Tony McInnis, owner of Tasty Daylight Donuts, relishes the freedom of owning his own business. He’s often found in one of his Chattanooga stores, serving customers or teaching employees to make donuts.
According to McInnis, the joys of owning a business make the challenges worthwhile.
“You have to understand that owning a business is a job,” McInnis says. “It takes a lot of time and energy. Also, you have to be properly capitalized. For instance, the donut business is seasonal. People eat fewer donuts in the summer. We had to learn to anticipate that.”
On the other hand, says McInnis, he loves his work.
“The smiles on customers’ faces are a huge reward,” he says. “Also, in the food business, you often have young and impressionable employees. You can teach them skills that will help them for years to come, whether they’re selling donuts or sitting behind an executive desk. Owning a business offers the opportunity to make a real difference in the community.”
Do You Have What It Takes?
To buy a business license or franchise, it’s important to ask yourself the following questions:
- Are you willing to invest long hours, even nights and weekends?
- Have you researched the market, customer base and locations?
- Is your business plan properly financed?
A consultation with a banker who understands your market and your organization can be invaluable as you take these first steps. McInnis, for example, was able to secure a line of credit with First Tennessee that he uses to help maintain and grow his businesses.
Franchise or License? Deciding between a franchise or a licensed business should be weighed against how you balance comfort and risk. A franchised business, such as a Waffle House, is essentially a store in a box. Recipes, signage, even fixtures must follow the chain’s established pattern. That means less work with research, development and marketing. However, according to The Wall Street Journal, franchise owners don’t have the freedom to stray from formula, systems or business plan. If you own a franchise, you must be willing to strictly adhere to direction.

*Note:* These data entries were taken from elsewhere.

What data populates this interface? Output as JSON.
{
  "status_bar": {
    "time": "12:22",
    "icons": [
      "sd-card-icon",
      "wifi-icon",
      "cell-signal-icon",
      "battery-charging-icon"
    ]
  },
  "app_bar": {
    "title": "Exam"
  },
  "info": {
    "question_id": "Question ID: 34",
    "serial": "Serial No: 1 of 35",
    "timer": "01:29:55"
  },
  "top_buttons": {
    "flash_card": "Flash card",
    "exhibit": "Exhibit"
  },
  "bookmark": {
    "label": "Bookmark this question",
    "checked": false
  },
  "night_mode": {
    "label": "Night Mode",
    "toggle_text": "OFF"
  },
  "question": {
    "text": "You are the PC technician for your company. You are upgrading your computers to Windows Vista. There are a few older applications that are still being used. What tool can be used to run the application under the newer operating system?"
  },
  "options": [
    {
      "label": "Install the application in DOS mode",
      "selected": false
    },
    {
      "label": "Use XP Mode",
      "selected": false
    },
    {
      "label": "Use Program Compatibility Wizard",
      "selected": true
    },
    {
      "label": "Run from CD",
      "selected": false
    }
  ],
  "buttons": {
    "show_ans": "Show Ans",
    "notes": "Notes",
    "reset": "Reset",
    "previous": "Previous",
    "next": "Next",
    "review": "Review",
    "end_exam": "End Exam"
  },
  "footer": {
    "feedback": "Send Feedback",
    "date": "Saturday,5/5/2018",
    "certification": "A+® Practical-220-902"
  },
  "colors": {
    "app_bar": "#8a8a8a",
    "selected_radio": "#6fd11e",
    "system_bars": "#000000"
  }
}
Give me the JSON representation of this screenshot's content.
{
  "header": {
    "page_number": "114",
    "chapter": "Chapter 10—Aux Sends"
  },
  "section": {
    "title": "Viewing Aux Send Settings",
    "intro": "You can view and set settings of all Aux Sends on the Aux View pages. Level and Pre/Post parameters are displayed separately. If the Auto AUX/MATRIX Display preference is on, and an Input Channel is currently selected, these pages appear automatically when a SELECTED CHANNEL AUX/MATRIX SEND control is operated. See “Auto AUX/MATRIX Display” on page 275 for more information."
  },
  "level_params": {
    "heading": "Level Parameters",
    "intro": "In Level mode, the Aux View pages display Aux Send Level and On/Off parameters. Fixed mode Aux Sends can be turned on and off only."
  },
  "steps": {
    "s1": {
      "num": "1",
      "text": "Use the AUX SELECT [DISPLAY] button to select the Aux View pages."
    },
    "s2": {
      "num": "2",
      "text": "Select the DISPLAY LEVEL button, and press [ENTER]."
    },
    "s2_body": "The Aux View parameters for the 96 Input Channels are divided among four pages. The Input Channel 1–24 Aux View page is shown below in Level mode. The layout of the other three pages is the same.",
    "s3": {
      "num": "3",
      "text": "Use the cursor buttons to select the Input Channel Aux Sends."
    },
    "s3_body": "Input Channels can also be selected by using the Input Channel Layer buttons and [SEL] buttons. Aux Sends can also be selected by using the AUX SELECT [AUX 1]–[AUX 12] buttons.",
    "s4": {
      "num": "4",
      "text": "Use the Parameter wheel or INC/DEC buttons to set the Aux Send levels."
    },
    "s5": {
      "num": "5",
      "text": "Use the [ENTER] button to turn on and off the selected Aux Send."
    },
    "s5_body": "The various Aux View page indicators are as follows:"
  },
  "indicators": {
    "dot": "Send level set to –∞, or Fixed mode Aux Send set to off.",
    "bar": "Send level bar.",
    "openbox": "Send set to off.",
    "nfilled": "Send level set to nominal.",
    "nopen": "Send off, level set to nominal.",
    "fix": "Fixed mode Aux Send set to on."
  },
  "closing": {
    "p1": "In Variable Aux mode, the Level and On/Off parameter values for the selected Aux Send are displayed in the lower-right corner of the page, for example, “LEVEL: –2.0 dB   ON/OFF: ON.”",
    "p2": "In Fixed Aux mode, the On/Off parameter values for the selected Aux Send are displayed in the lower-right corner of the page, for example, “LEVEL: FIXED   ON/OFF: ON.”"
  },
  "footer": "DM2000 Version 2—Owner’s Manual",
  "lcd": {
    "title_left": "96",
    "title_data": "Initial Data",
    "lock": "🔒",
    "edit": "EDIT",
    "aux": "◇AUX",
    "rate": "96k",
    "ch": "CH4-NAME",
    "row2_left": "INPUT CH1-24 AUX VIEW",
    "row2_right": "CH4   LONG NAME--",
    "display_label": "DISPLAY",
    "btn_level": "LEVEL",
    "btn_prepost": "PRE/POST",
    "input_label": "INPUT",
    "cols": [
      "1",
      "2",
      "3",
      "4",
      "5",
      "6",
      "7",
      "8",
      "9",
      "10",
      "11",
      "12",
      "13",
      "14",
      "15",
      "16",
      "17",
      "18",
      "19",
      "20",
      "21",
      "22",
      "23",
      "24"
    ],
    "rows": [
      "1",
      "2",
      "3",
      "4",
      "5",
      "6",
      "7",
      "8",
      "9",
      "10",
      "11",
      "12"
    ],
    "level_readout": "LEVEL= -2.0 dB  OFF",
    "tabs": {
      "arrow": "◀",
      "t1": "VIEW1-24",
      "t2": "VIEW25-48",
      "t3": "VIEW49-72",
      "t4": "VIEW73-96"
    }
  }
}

Licensed businesses provide more freedom, but that autonomy also involves more risk. According to the Houston Chronicle, a licensed business is typically based on a finite agreement focused on intellectual property, such as a brand name or logo. McInnis, for instance, has a Daylight Donuts license, but he can create recipes and control his marketing strategy in his local markets. Eventually he hopes to franchise Tasty Daylight Donuts to other owners.
“Being able to have freedom in the kitchen is worth the extra effort,” says McInnis. To learn how First Tennessee helps small businesses thrive, visit our Business section.
SmallBizChron.com, November 2012; DaylightDonuts.com, November 2012; WSJ.com, October 2012